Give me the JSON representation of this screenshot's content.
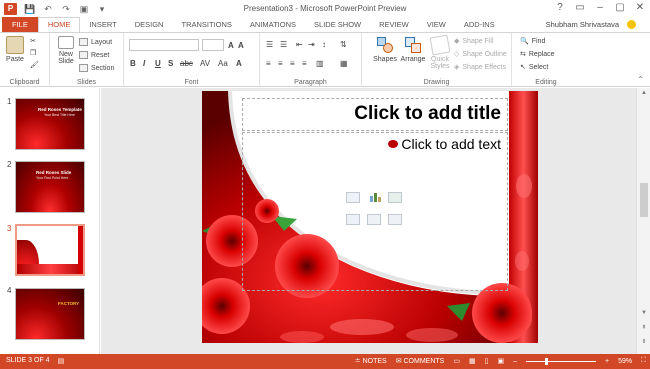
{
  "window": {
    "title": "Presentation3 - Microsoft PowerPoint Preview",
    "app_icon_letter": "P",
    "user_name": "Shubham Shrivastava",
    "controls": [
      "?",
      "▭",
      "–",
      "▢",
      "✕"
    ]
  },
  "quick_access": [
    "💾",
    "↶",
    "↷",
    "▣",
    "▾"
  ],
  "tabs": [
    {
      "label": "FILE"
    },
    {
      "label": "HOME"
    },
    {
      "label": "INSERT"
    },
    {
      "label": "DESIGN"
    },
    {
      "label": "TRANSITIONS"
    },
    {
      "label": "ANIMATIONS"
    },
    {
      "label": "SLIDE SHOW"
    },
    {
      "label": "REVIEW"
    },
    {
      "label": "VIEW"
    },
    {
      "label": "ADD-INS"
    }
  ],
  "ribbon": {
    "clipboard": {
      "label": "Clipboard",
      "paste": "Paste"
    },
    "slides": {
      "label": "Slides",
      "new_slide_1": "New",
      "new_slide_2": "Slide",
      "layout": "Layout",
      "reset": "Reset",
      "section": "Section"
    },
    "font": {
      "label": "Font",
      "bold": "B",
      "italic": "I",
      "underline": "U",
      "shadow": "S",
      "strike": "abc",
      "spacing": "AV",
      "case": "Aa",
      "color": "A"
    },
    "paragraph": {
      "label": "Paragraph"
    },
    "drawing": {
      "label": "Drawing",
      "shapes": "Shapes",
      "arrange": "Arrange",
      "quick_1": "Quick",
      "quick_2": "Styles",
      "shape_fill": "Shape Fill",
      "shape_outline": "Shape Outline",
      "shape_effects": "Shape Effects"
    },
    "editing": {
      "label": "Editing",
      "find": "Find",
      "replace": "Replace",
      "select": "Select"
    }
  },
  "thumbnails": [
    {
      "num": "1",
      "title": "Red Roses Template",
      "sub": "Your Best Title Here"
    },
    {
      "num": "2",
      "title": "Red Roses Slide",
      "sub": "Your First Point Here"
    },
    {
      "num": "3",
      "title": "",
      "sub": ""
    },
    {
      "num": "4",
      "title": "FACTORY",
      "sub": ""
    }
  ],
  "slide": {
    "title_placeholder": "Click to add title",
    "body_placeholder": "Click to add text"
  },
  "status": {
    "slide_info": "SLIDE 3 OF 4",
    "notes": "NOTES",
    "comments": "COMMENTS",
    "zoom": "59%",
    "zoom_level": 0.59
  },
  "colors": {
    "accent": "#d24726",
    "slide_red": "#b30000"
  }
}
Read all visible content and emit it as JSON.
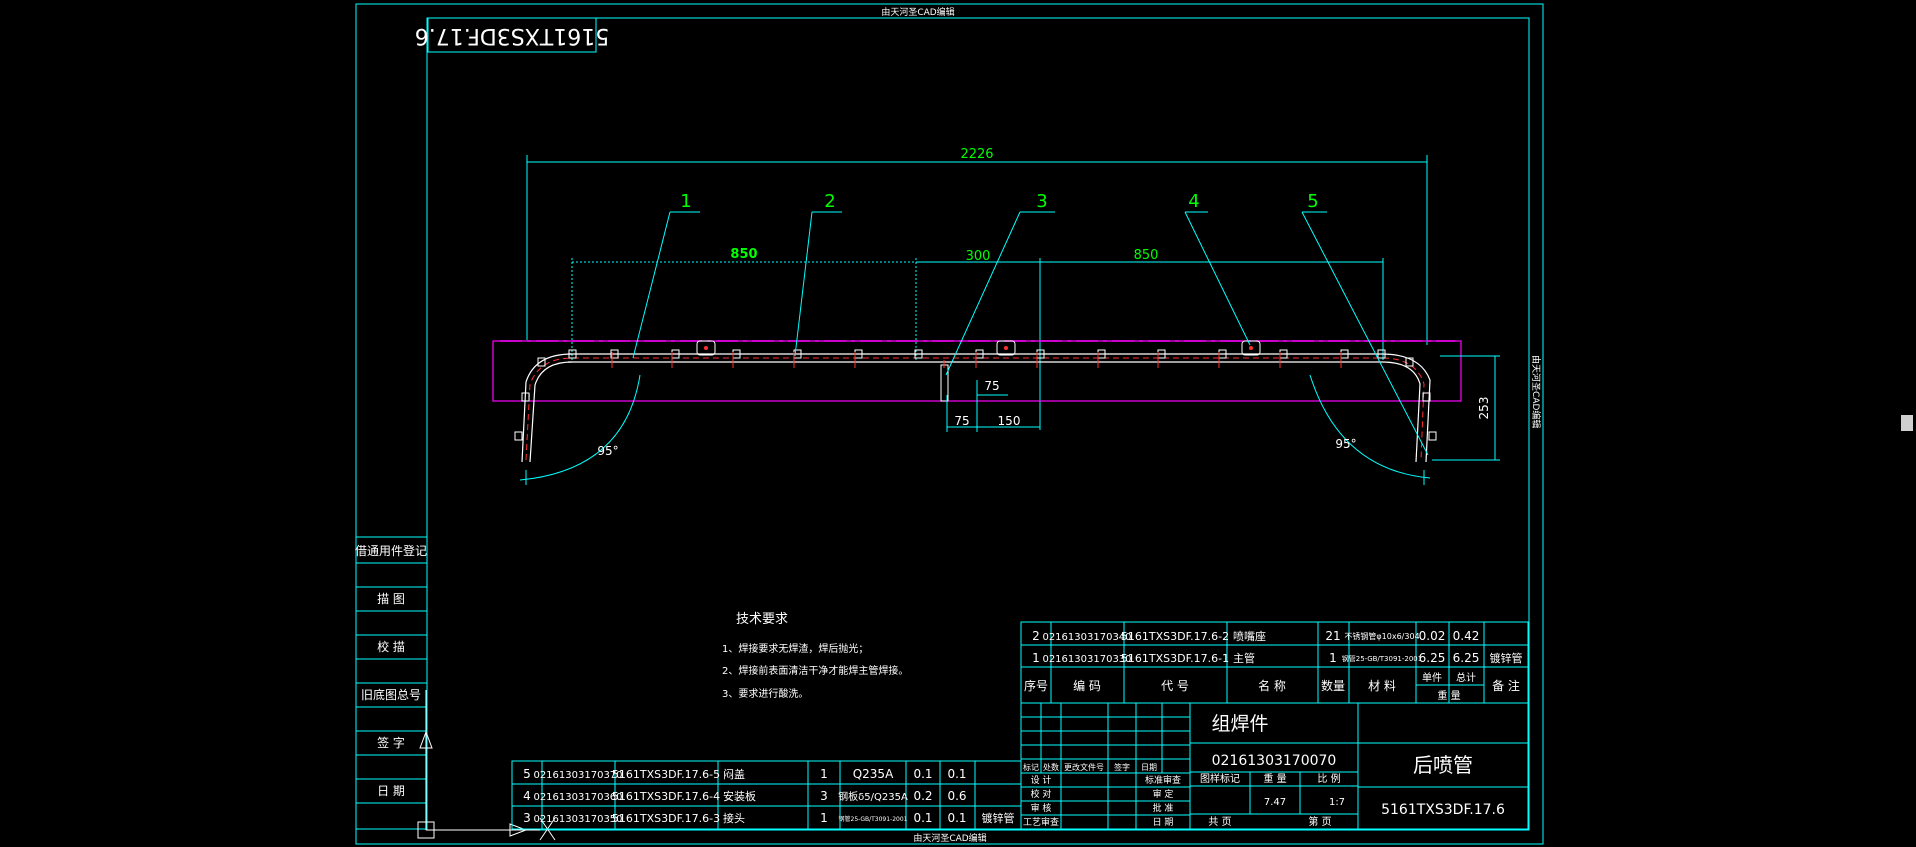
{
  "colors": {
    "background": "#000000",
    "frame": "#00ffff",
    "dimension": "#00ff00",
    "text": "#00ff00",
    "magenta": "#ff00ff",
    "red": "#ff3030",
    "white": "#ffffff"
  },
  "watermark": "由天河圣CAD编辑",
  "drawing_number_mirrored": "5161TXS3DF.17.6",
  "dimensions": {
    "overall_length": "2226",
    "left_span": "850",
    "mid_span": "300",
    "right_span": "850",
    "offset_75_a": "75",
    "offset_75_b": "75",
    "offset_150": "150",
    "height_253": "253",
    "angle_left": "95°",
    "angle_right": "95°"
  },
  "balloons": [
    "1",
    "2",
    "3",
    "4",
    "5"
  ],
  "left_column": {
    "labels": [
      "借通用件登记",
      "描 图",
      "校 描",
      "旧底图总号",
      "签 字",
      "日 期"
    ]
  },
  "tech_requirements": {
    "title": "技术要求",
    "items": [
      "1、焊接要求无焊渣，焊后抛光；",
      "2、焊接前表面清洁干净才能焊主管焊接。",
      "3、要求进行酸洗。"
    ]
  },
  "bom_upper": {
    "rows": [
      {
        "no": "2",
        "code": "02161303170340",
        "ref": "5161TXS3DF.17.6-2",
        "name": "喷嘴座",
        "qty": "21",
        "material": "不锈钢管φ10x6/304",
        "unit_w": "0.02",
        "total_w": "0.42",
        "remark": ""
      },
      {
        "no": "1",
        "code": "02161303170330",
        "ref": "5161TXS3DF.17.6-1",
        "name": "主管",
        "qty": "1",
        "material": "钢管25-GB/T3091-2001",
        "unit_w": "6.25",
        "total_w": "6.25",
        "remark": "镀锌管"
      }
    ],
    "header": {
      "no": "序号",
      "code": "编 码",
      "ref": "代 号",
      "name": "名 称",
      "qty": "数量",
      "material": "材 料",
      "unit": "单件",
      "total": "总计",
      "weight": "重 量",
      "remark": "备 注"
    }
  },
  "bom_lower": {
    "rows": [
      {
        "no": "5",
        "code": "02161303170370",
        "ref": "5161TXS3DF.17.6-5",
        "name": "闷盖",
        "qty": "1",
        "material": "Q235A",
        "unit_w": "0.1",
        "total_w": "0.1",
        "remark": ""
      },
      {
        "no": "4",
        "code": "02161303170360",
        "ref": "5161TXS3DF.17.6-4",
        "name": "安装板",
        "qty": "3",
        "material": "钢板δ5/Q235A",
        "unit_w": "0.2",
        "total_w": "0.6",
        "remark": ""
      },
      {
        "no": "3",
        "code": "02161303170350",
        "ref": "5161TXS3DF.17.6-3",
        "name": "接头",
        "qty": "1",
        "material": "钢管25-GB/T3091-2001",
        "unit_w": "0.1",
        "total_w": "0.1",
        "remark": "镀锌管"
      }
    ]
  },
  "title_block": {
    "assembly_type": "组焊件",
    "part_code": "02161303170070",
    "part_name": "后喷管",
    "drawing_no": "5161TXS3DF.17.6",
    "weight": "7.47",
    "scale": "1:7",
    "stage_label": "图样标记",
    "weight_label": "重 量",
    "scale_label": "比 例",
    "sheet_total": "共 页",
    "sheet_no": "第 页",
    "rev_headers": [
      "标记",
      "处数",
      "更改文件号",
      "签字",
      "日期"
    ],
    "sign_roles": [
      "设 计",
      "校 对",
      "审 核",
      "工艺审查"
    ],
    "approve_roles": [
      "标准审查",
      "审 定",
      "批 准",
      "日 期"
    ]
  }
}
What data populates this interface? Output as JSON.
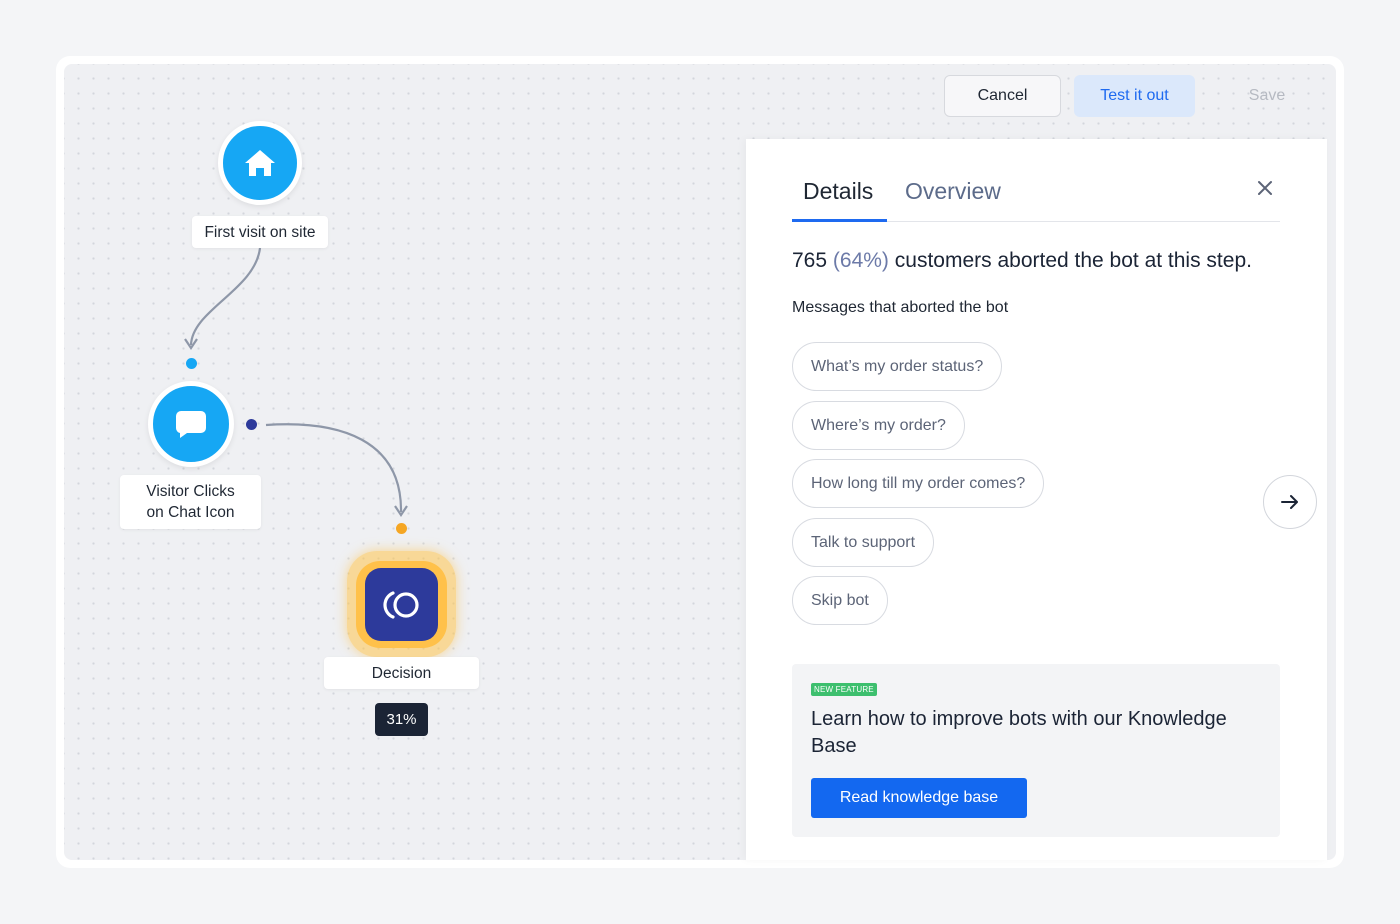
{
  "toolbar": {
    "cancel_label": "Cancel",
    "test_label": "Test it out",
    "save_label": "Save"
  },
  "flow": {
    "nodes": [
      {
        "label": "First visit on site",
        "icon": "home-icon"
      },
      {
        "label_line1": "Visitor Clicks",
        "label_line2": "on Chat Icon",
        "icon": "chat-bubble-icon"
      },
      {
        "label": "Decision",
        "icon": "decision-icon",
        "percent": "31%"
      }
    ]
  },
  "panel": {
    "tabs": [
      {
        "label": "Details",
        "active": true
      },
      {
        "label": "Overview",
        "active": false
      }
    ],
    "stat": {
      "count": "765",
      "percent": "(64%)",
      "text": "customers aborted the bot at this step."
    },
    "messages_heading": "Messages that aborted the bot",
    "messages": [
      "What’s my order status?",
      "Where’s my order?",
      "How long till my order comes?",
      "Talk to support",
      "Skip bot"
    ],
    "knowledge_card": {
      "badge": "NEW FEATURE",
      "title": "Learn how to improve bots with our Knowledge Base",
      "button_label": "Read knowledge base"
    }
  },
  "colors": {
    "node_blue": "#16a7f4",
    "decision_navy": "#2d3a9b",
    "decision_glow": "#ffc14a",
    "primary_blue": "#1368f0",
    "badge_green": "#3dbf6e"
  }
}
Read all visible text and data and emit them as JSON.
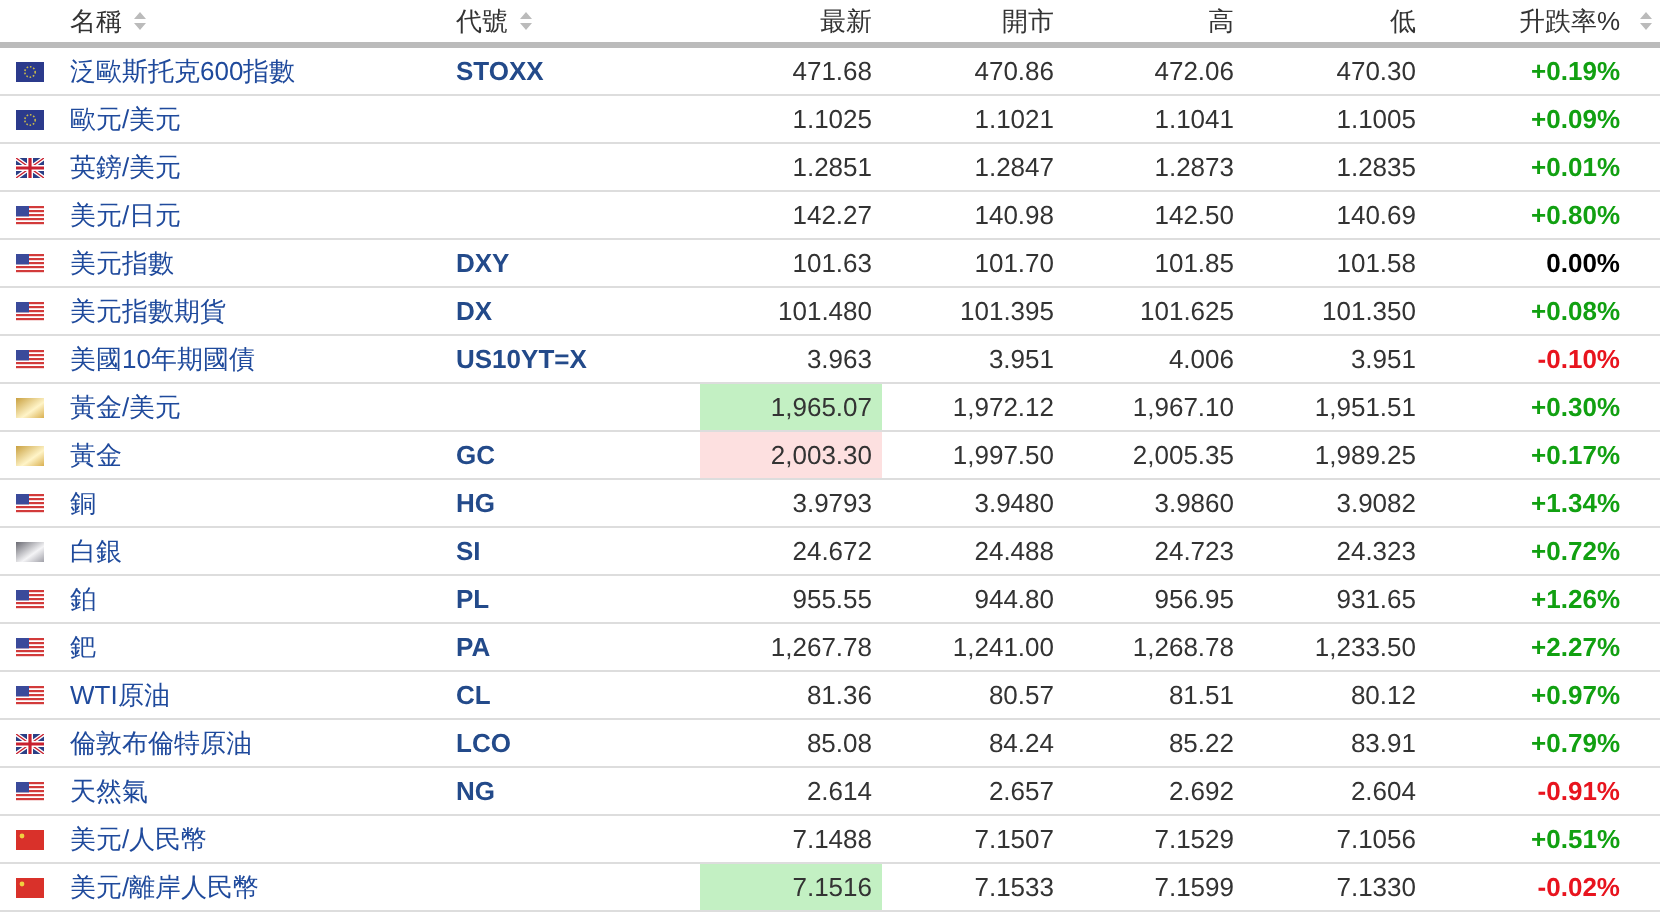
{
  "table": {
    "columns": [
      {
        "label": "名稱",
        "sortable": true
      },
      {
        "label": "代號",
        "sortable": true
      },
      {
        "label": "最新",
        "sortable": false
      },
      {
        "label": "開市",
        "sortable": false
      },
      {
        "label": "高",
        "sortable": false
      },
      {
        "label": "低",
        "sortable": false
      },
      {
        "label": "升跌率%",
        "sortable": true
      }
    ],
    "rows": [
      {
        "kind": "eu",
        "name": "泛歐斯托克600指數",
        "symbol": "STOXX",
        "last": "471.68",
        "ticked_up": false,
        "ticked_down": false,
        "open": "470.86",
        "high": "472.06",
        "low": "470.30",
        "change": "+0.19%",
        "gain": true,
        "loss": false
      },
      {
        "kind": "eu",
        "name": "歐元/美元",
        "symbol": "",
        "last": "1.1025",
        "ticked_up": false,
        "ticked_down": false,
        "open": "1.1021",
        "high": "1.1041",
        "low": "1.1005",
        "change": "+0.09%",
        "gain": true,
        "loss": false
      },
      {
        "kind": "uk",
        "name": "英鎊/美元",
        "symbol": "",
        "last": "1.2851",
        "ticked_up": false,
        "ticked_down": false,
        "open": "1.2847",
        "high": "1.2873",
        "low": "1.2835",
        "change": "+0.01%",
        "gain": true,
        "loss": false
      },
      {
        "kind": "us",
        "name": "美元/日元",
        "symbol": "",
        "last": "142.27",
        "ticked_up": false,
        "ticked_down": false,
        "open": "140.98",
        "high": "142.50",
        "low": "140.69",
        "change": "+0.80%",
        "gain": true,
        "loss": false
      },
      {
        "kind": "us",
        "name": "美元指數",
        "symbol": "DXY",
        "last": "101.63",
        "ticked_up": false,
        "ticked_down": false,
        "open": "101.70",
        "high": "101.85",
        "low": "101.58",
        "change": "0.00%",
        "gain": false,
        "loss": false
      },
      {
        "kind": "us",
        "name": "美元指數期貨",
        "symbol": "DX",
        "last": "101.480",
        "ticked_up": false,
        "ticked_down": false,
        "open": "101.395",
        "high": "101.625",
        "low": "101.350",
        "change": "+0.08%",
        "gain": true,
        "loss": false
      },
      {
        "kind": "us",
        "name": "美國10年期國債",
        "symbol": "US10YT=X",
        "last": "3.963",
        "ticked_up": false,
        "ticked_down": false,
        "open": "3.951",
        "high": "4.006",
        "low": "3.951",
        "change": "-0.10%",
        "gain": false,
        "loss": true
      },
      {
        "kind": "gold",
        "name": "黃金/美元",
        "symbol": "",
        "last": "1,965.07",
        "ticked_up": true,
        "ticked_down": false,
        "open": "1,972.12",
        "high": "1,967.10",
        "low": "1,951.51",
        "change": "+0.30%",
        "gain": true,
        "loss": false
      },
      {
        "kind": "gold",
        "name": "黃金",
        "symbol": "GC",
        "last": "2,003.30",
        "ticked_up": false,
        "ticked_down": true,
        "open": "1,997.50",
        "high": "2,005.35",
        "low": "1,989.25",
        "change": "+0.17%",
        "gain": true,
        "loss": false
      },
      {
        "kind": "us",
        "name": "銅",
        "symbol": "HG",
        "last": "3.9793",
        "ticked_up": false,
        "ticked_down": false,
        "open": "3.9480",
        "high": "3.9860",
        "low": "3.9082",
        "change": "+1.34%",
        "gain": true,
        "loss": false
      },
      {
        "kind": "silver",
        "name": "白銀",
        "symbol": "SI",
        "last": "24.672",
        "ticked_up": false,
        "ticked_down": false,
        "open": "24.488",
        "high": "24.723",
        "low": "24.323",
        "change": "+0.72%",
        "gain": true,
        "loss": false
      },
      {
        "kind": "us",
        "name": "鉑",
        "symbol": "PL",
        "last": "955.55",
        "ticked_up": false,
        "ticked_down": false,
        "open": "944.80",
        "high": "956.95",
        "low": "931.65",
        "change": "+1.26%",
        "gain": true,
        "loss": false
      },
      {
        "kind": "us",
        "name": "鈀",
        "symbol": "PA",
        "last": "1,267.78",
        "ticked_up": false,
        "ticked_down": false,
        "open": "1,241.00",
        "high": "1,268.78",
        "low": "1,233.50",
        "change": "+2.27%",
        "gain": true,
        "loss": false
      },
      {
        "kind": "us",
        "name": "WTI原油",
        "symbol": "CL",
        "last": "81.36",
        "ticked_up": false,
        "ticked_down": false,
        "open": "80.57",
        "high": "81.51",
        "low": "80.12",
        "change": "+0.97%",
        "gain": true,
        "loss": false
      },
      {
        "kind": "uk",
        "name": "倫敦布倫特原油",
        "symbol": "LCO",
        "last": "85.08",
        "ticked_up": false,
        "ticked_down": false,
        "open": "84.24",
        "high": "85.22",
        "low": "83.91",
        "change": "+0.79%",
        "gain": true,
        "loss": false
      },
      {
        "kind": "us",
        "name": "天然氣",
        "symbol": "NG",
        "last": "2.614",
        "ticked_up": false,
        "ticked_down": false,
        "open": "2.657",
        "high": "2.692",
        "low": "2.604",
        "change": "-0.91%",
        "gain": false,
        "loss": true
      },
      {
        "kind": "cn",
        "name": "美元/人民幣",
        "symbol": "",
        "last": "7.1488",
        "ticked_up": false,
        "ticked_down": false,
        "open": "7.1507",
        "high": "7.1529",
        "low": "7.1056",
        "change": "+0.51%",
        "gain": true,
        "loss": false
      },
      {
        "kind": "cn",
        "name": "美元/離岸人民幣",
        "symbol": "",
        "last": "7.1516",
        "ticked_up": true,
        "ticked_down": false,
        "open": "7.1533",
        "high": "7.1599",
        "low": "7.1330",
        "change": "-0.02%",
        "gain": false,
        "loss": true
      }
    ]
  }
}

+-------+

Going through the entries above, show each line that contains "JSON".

=== PROBLEM SOLUTION ===
Give me the JSON representation of this screenshot's content.
Read all visible content and emit it as JSON.
What data populates this interface? Output as JSON.
Read all visible text and data and emit them as JSON.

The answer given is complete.